[Files] "..\MyMainApp_18.104.22.168_x86_x64_arm.appxbundle_Folder\MyMainApp_22.214.171.124_ARM.appx" "MyMainApp_126.96.36.199_ARM.appx" "..\MyMainApp_188.8.131.52_x86_x64_arm.appxbundle_Folder\MyMainApp_184.108.40.206_Win32.appx" "MyMainApp_220.127.116.11_Win32.appx" "..\MyMainApp_18.104.22.168_x86_x64_arm.appxbundle_Folder\MyMainApp_22.214.171.124_x64.appx" "MyMainApp_126.96.36.199_x64.appx" [ExternalPackages] "..\ActivatableOptionalPackage_188.8.131.52_x86_x64_arm.appxbundle" "ActivatableOptionalPackage_184.108.40.206_x86_x64_arm.appxbundle"
Now lets generate the Main appxbundle.
MakeAppx.exe bundle /o /p MyMainAppAtomic_220.127.116.11_x86_x64_arm.appxbundle /f mapping.txt
That’s it! If you unzip the appxbundle that you just created and look under the AppxMetadata folder you will find the AppxBundleManifest.xml. Here is a Snippet of what your Main applications AppxBundleManifest.xml looks like.

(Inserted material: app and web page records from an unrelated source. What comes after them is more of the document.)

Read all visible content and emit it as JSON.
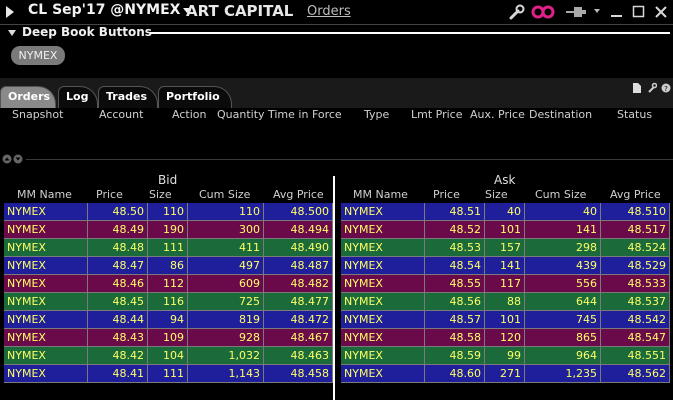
{
  "titlebar": {
    "ticker": "CL Sep'17 @NYMEX",
    "company": "ART CAPITAL",
    "orders_link": "Orders"
  },
  "deep_book": {
    "label": "Deep Book Buttons",
    "button": "NYMEX"
  },
  "tabs": [
    "Orders",
    "Log",
    "Trades",
    "Portfolio"
  ],
  "orders_columns": [
    "Snapshot",
    "Account",
    "Action",
    "Quantity",
    "Time in Force",
    "Type",
    "Lmt Price",
    "Aux. Price",
    "Destination",
    "Status"
  ],
  "book": {
    "bid_title": "Bid",
    "ask_title": "Ask",
    "columns": [
      "MM Name",
      "Price",
      "Size",
      "Cum Size",
      "Avg Price"
    ],
    "bid_rows": [
      {
        "mm": "NYMEX",
        "price": "48.50",
        "size": "110",
        "cum": "110",
        "avg": "48.500",
        "color": "blue"
      },
      {
        "mm": "NYMEX",
        "price": "48.49",
        "size": "190",
        "cum": "300",
        "avg": "48.494",
        "color": "purple"
      },
      {
        "mm": "NYMEX",
        "price": "48.48",
        "size": "111",
        "cum": "411",
        "avg": "48.490",
        "color": "green"
      },
      {
        "mm": "NYMEX",
        "price": "48.47",
        "size": "86",
        "cum": "497",
        "avg": "48.487",
        "color": "blue"
      },
      {
        "mm": "NYMEX",
        "price": "48.46",
        "size": "112",
        "cum": "609",
        "avg": "48.482",
        "color": "purple"
      },
      {
        "mm": "NYMEX",
        "price": "48.45",
        "size": "116",
        "cum": "725",
        "avg": "48.477",
        "color": "green"
      },
      {
        "mm": "NYMEX",
        "price": "48.44",
        "size": "94",
        "cum": "819",
        "avg": "48.472",
        "color": "blue"
      },
      {
        "mm": "NYMEX",
        "price": "48.43",
        "size": "109",
        "cum": "928",
        "avg": "48.467",
        "color": "purple"
      },
      {
        "mm": "NYMEX",
        "price": "48.42",
        "size": "104",
        "cum": "1,032",
        "avg": "48.463",
        "color": "green"
      },
      {
        "mm": "NYMEX",
        "price": "48.41",
        "size": "111",
        "cum": "1,143",
        "avg": "48.458",
        "color": "blue"
      }
    ],
    "ask_rows": [
      {
        "mm": "NYMEX",
        "price": "48.51",
        "size": "40",
        "cum": "40",
        "avg": "48.510",
        "color": "blue"
      },
      {
        "mm": "NYMEX",
        "price": "48.52",
        "size": "101",
        "cum": "141",
        "avg": "48.517",
        "color": "purple"
      },
      {
        "mm": "NYMEX",
        "price": "48.53",
        "size": "157",
        "cum": "298",
        "avg": "48.524",
        "color": "green"
      },
      {
        "mm": "NYMEX",
        "price": "48.54",
        "size": "141",
        "cum": "439",
        "avg": "48.529",
        "color": "blue"
      },
      {
        "mm": "NYMEX",
        "price": "48.55",
        "size": "117",
        "cum": "556",
        "avg": "48.533",
        "color": "purple"
      },
      {
        "mm": "NYMEX",
        "price": "48.56",
        "size": "88",
        "cum": "644",
        "avg": "48.537",
        "color": "green"
      },
      {
        "mm": "NYMEX",
        "price": "48.57",
        "size": "101",
        "cum": "745",
        "avg": "48.542",
        "color": "blue"
      },
      {
        "mm": "NYMEX",
        "price": "48.58",
        "size": "120",
        "cum": "865",
        "avg": "48.547",
        "color": "purple"
      },
      {
        "mm": "NYMEX",
        "price": "48.59",
        "size": "99",
        "cum": "964",
        "avg": "48.551",
        "color": "green"
      },
      {
        "mm": "NYMEX",
        "price": "48.60",
        "size": "271",
        "cum": "1,235",
        "avg": "48.562",
        "color": "blue"
      }
    ]
  },
  "colors": {
    "blue": "#1f1f9c",
    "purple": "#6a0a4a",
    "green": "#1a6a3a",
    "text": "#ffff66",
    "link_icon": "#e0218a"
  },
  "icons": [
    "play-icon",
    "chevron-down-icon",
    "wrench-icon",
    "link-icon",
    "pin-icon",
    "minimize-icon",
    "maximize-icon",
    "close-icon",
    "document-icon",
    "tools-icon",
    "help-icon",
    "scroll-up-icon",
    "scroll-down-icon"
  ]
}
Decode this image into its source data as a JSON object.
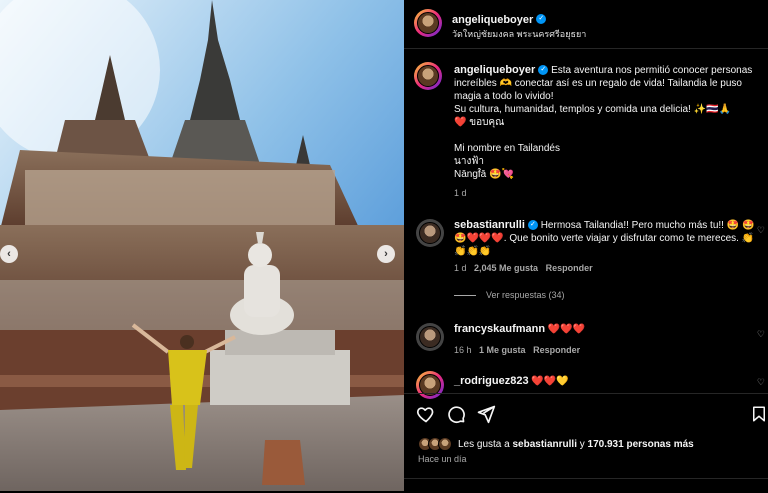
{
  "header": {
    "username": "angeliqueboyer",
    "location": "วัดใหญ่ชัยมงคล พระนครศรีอยุธยา",
    "more_label": "•••"
  },
  "caption": {
    "username": "angeliqueboyer",
    "line1": "Esta aventura nos permitió conocer personas increíbles 🫶 conectar así es un regalo de vida! Tailandia le puso magia a todo lo vivido!",
    "line2": "Su cultura, humanidad, templos y comida una delicia! ✨🇹🇭🙏",
    "line3": "❤️ ขอบคุณ",
    "line4": "Mi nombre en Tailandés",
    "line5": "นางฟ้า",
    "line6": "Nāngf̂ā 🤩💘",
    "age": "1 d"
  },
  "comments": [
    {
      "username": "sebastianrulli",
      "verified": true,
      "text": "Hermosa Tailandia!! Pero mucho más tu!! 🤩 🤩🤩❤️❤️❤️. Que bonito verte viajar y disfrutar como te mereces. 👏👏👏👏",
      "age": "1 d",
      "likes": "2,045 Me gusta",
      "reply": "Responder",
      "view_replies": "Ver respuestas (34)"
    },
    {
      "username": "francyskaufmann",
      "verified": false,
      "text": "❤️❤️❤️",
      "age": "16 h",
      "likes": "1 Me gusta",
      "reply": "Responder"
    },
    {
      "username": "_rodriguez823",
      "verified": false,
      "text": "❤️❤️💛"
    }
  ],
  "footer": {
    "liked_prefix": "Les gusta a",
    "liked_user": "sebastianrulli",
    "liked_mid": "y",
    "liked_count": "170.931 personas más",
    "time": "Hace un día"
  },
  "icons": [
    "heart-icon",
    "comment-icon",
    "share-icon",
    "bookmark-icon",
    "chevron-left-icon",
    "chevron-right-icon",
    "verified-icon"
  ],
  "colors": {
    "background": "#000000",
    "verified": "#0095f6",
    "muted": "#a8a8a8",
    "text": "#f5f5f5"
  }
}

<?xml version="1.0" encoding="UTF-8" standalone="no"?> <Bundle xmlns="http://schemas.microsoft.com/appx/2016/bundle" SchemaVersion="3.0"> <Identity Name="Demo.MyMainApp" Publisher="CN=sandepm" Version="2016.1217.5.0"/> <Packages> <Package Type="application" Version="18.104.22.168" Architecture="arm" FileName="MyMainApp_22.214.171.124_ARM.appx" Offset="56" Size="196065"> <Resources> <Resource Language="EN-US"/> <Resource Scale="200"/> </Resources> </Package> <Package Type="application" Version="126.96.36.199" Architecture="x86" FileName="MyMainApp_188.8.131.52_Win32.appx" Offset="196203" Size="188254"> <Resources> <Resource Language="EN-US"/> <Resource Scale="200"/> </Resources> </Package> <Package Type="application" Version="184.108.40.206" Architecture="x64" FileName="MyMainApp_220.127.116.11_x64.appx" Offset="384537" Size="206134"> <Resources> <Resource Language="EN-US"/> <Resource Scale="200"/> </Resources> </Package> </Packages> <OptionalBundle Name="Demo.CodeOptionalPackage" Publisher="CN=sandepm" Version="18.104.22.168" FileName="ActivatableOptionalPackage_22.214.171.124_x86_x64_arm.appxbundle"> </OptionalBundle> </Bundle>
Next step is to sign this appxbundle as you can only deploy signed apps in Windows. You can do this easily by using the signtool that is part of the Windows 10 SDK.
signtool.exe sign -f test.pfx -fd SHA256 -v "MyMainAppAtomic_126.96.36.199_x86_x64_arm.appxbundle"
Now go ahead and try sideloading the main app followed by optional package. You can do this quite simply by double clicking the appxbundle! You will also find that now your main app can load the dll from your optional package.
Via Visual Studio 2017
If you were using Visual Studio 2017, this becomes way easier! All you have to do is at the root of your base application, create a Bundle.Mapping.txt. This file defines the optional packages that must be in a related set. This is how I created a related set definition for my test application on GitHub,
[OptionalProjects] "..\ActivatableOptionalPackage1\ActivatableOptionalPackage1.vcxproj" "..\ActivatableOptionalPackage2\ActivatableOptionalPackage2.vcxproj"
Just by doing this, when you F5 your main application or create a package, Visual Studio 2017, will generate the AppxBundle.Mapping.txt. See this article for all the details.
Feel free to ask questions and comment below.
Senior Program Manager